Posted by: Major Mike at May 13, 2006 5:43 PM

Syn is exactly right, and Tyler is exactly my point, unable to draw distinct moral lines and therefore easy prey to moral equivalency/relativists.

There was no genocide commited by european settelers on Indian tribes. There were epidemics which always happen when two isolated biologies are put into close proximity and thier various bugs mix. There was also war, when either or neither party could come to agreement on land, but it was fought and the winner took his spoils.

Only now our vaunted academia, rife with anti-american strains of marxist thought feel it necessary to demonize the settling of America, ignoring any context which might place the settlers of America in a light which is not purely negative.

This same technique has been used against the Israeli's in thier conflict against thier various opponents, and is now being utilized in the current islamo-fascist jihad against the Democratic west.

Posted by: Joel Mackey at May 13, 2006 7:14 PM

Harry Eager at May 13, 2006 2:25PM claimed "When western (sic) governments used to be like Islamic govenments now (not so very long ago)..."

Really? When was that? I encounter Harry's sort of free-floating, void of specific examples moral equivalence nonsense too often -- usually from self-appointed anti-Christian, anti-religious holier-than-thou types. (Yes, that's a self-contradictory condition but atheism and their cowardly comrades agnosticism and secularism are no guarantees of mental health and consistency of principles. Don't take what I have to say about Harry as a blanket condemnation of the irreligous; just because 99.99% of the atheists my devout Christian friends meet are jerks doesn't mean we all are.)

When Harry smugly snarls about the Christian West and claims to fear they may "revert to type", he tells us more about himself than about Christians. Only because Christians had "civil power" in the past can Harry and atheists like myself comfortably enjoy living in liberal societies today, societies almost exclusively products of Christian-conceived Western values. (Duh.)

Harry owes Christians a lot of gratitude for his soft lifestyle and easy mouthing-off free of fear that his throat might have an encounter with a dull knife. But, as Eric Hoffer warned, "He who bites the hand that feeds him will lick the boot that kicks him." I don't expect the West to be betrayed by Christians but I have no trust that Christian-phobes like Harry will resist the temptation to fall to their knees and start boot-licking like frightened curs should a crisis come.


Posted by: michael i at May 13, 2006 9:02 PM

"There is no reason to suppose that if Christians regained civil power, they would not revert to type."

Harry -- There are many reasons to suppose otherwise. First of all, the Christian "type" for the first three centuries was to stoically accept persecution and martyrdom on horrific scales without retribution. This has never been true of Islam.

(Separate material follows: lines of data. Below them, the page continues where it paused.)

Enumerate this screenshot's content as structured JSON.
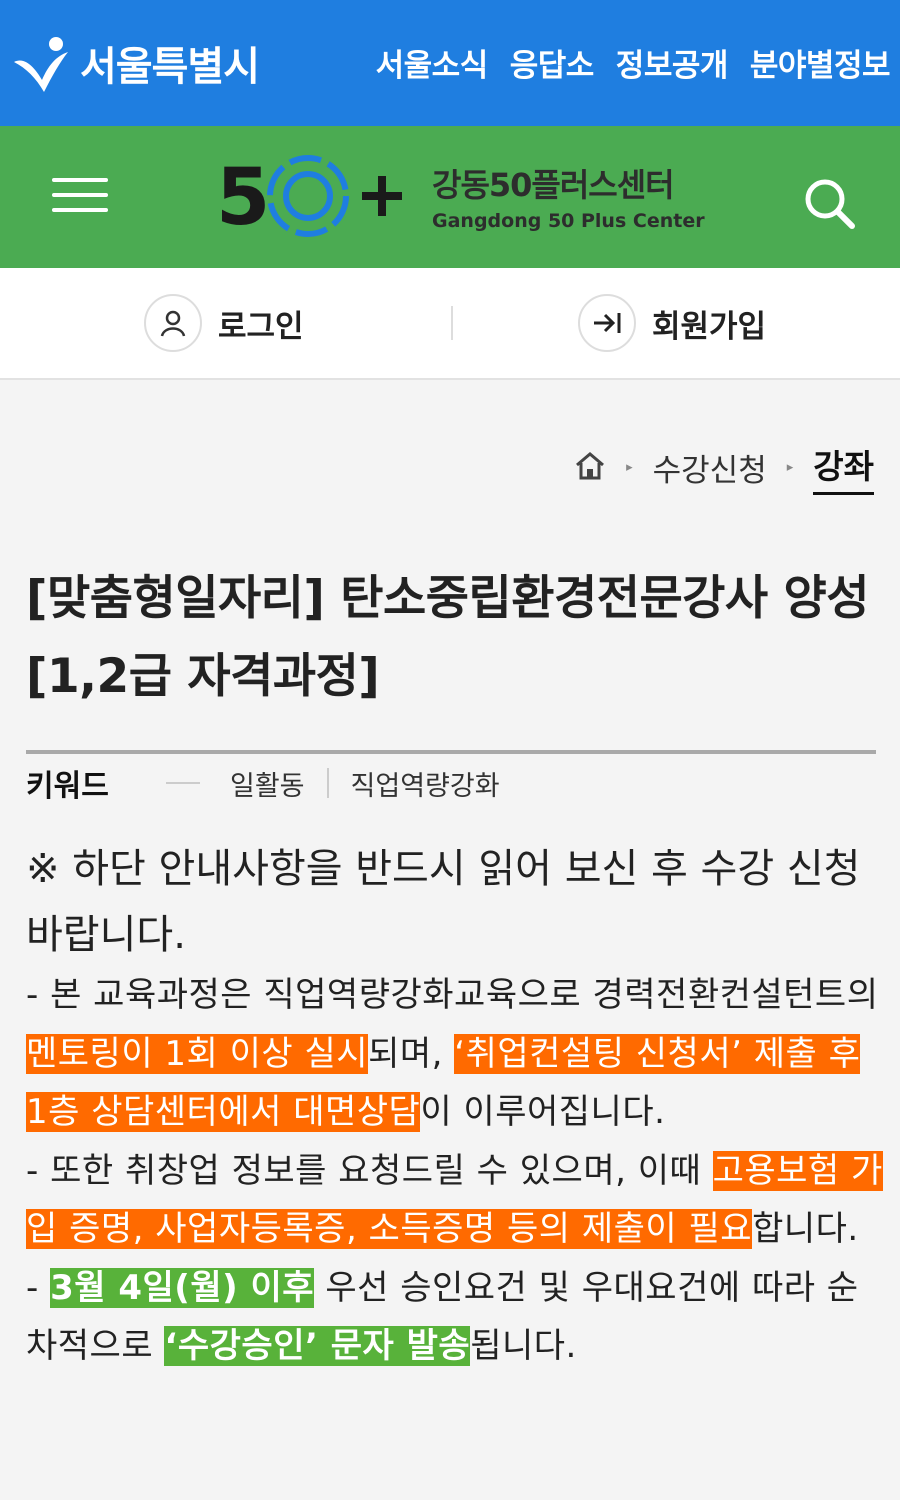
{
  "header": {
    "logo_text": "서울특별시",
    "nav": [
      "서울소식",
      "응답소",
      "정보공개",
      "분야별정보"
    ]
  },
  "center": {
    "brand_number": "5◯+",
    "name_ko": "강동50플러스센터",
    "name_en": "Gangdong 50 Plus Center"
  },
  "auth": {
    "login_label": "로그인",
    "signup_label": "회원가입"
  },
  "breadcrumb": {
    "items": [
      "수강신청",
      "강좌"
    ]
  },
  "page": {
    "title": "[맞춤형일자리] 탄소중립환경전문강사 양성 [1,2급 자격과정]"
  },
  "keywords": {
    "label": "키워드",
    "tags": [
      "일활동",
      "직업역량강화"
    ]
  },
  "notice": {
    "text": "※ 하단 안내사항을 반드시 읽어 보신 후 수강 신청 바랍니다.",
    "p1": {
      "a": "- 본 교육과정은 직업역량강화교육으로 경력전환컨설턴트의 ",
      "hl1": "멘토링이 1회 이상 실시",
      "b": "되며, ",
      "hl2": "‘취업컨설팅 신청서’ 제출 후 1층 상담센터에서 대면상담",
      "c": "이 이루어집니다."
    },
    "p2": {
      "a": "- 또한 취창업 정보를 요청드릴 수 있으며, 이때 ",
      "hl": "고용보험 가입 증명, 사업자등록증, 소득증명 등의 제출이 필요",
      "b": "합니다."
    },
    "p3": {
      "a": "- ",
      "hl1": "3월 4일(월) 이후",
      "b": " 우선 승인요건 및 우대요건에 따라 순차적으로 ",
      "hl2": "‘수강승인’ 문자 발송",
      "c": "됩니다."
    }
  },
  "colors": {
    "top_bar": "#1f7ee0",
    "green_bar": "#4bab52",
    "highlight_orange": "#ff6a00",
    "highlight_green": "#58b23a"
  },
  "icons": [
    "seoul-logo-icon",
    "menu-icon",
    "search-icon",
    "user-icon",
    "signin-arrow-icon",
    "home-icon"
  ]
}
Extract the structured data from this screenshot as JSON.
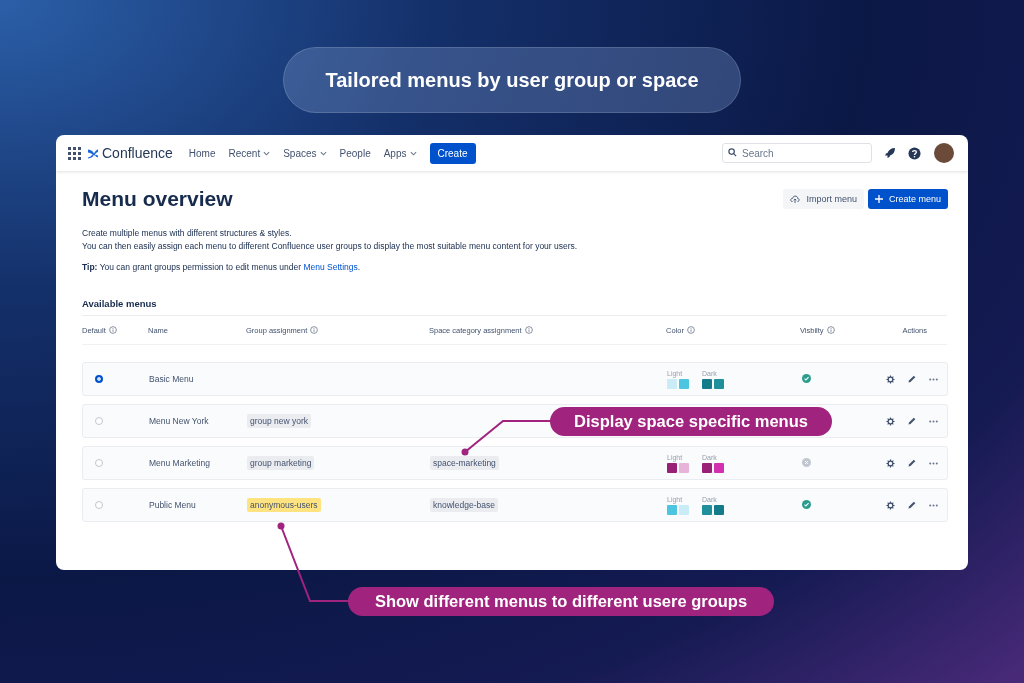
{
  "banner": {
    "title": "Tailored menus by user group or space"
  },
  "navbar": {
    "product": "Confluence",
    "items": [
      {
        "label": "Home",
        "dropdown": false
      },
      {
        "label": "Recent",
        "dropdown": true
      },
      {
        "label": "Spaces",
        "dropdown": true
      },
      {
        "label": "People",
        "dropdown": false
      },
      {
        "label": "Apps",
        "dropdown": true
      }
    ],
    "create_button": "Create",
    "search": {
      "placeholder": "Search"
    }
  },
  "page": {
    "title": "Menu overview",
    "buttons": [
      {
        "kind": "secondary",
        "label": "Import menu"
      },
      {
        "kind": "primary",
        "label": "Create menu"
      }
    ],
    "description": [
      "Create multiple menus with different structures & styles.",
      "You can then easily assign each menu to different Confluence user groups to display the most suitable menu content for your users."
    ],
    "tip": "**Tip:** You can grant groups permission to edit menus under ",
    "tip_link": "Menu Settings",
    "tip_end": "."
  },
  "table": {
    "title": "Available menus",
    "columns": [
      {
        "label": "Default",
        "info": true
      },
      {
        "label": "Name",
        "info": false
      },
      {
        "label": "Group assignment",
        "info": true
      },
      {
        "label": "Space category assignment",
        "info": true
      },
      {
        "label": "Color",
        "info": true
      },
      {
        "label": "Visbilty",
        "info": true
      },
      {
        "label": "Actions",
        "info": false
      }
    ],
    "rows": [
      {
        "selected": true,
        "name": "Basic Menu",
        "colors": {
          "light_label": "Light",
          "dark_label": "Dark",
          "light": [
            {
              "color": "#c9ecf7"
            },
            {
              "color": "#4cc6e0"
            }
          ],
          "dark": [
            {
              "color": "#137b8a"
            },
            {
              "color": "#1f8f9b"
            }
          ]
        },
        "visible": true
      },
      {
        "selected": false,
        "name": "Menu New York",
        "group": {
          "label": "group new york",
          "highlighted": false
        }
      },
      {
        "selected": false,
        "name": "Menu Marketing",
        "group": {
          "label": "group marketing",
          "highlighted": false
        },
        "space": "space-marketing",
        "colors": {
          "light_label": "Light",
          "dark_label": "Dark",
          "light": [
            {
              "color": "#9a1f76"
            },
            {
              "color": "#e8b3d9"
            }
          ],
          "dark": [
            {
              "color": "#9a1f76"
            },
            {
              "color": "#d42fae"
            }
          ]
        },
        "visible": false
      },
      {
        "selected": false,
        "name": "Public Menu",
        "group": {
          "label": "anonymous-users",
          "highlighted": true
        },
        "space": "knowledge-base",
        "colors": {
          "light_label": "Light",
          "dark_label": "Dark",
          "light": [
            {
              "color": "#4cc6e0"
            },
            {
              "color": "#c9ecf7"
            }
          ],
          "dark": [
            {
              "color": "#1f8f9b"
            },
            {
              "color": "#137b8a"
            }
          ]
        },
        "visible": true
      }
    ]
  },
  "callouts": [
    {
      "text": "Display space specific menus"
    },
    {
      "text": "Show different menus to different usere groups"
    }
  ]
}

Second, Christian religious wars and persecution have been over for two or three hundred years and Christian leaders have apologized for past abuses many times. (Try Googling "Pope apologizes".) This has never been true of Islam either.

Even though Christians are the most numerous religous gruop on the planet, they are not imposing their views by violence as the Muslims are and it's not because they lack the power to do so.

Posted by: Jack at May 13, 2006 10:35 PM

People, take a breather. Does everyone here have to yell out "Oh praise the Lord!" not to be called a "frightened cur"?

Obviously, Christianity and Islam are not the same animal. There is nothing equivalent to Jesus' "turn the other cheek" in Islam as far as I can remember. If there is, I am obviously a damn poor reader.

There isn't even an exact equivalent to "render unto Caesar", and so that should settle that for anyone honest enough to be open to persuation.

But this does not disprove Harry Eaager's comments. During those times when Christianity was infused into every part of Europe's civil government, Europe was (overall) quite as intolenrant, and even as violent, as their Islamic counterparts.

Christianty has luckily changed for the better since then (Oh thank the Lord!) and I quite honestly could not imagine its returning to its past medievalism. But this doesn't mean that Harry Eaager is a loon, nor that his comments deserve such a response.

Posted by: Abluesilkworm at May 16, 2006 5:08 PM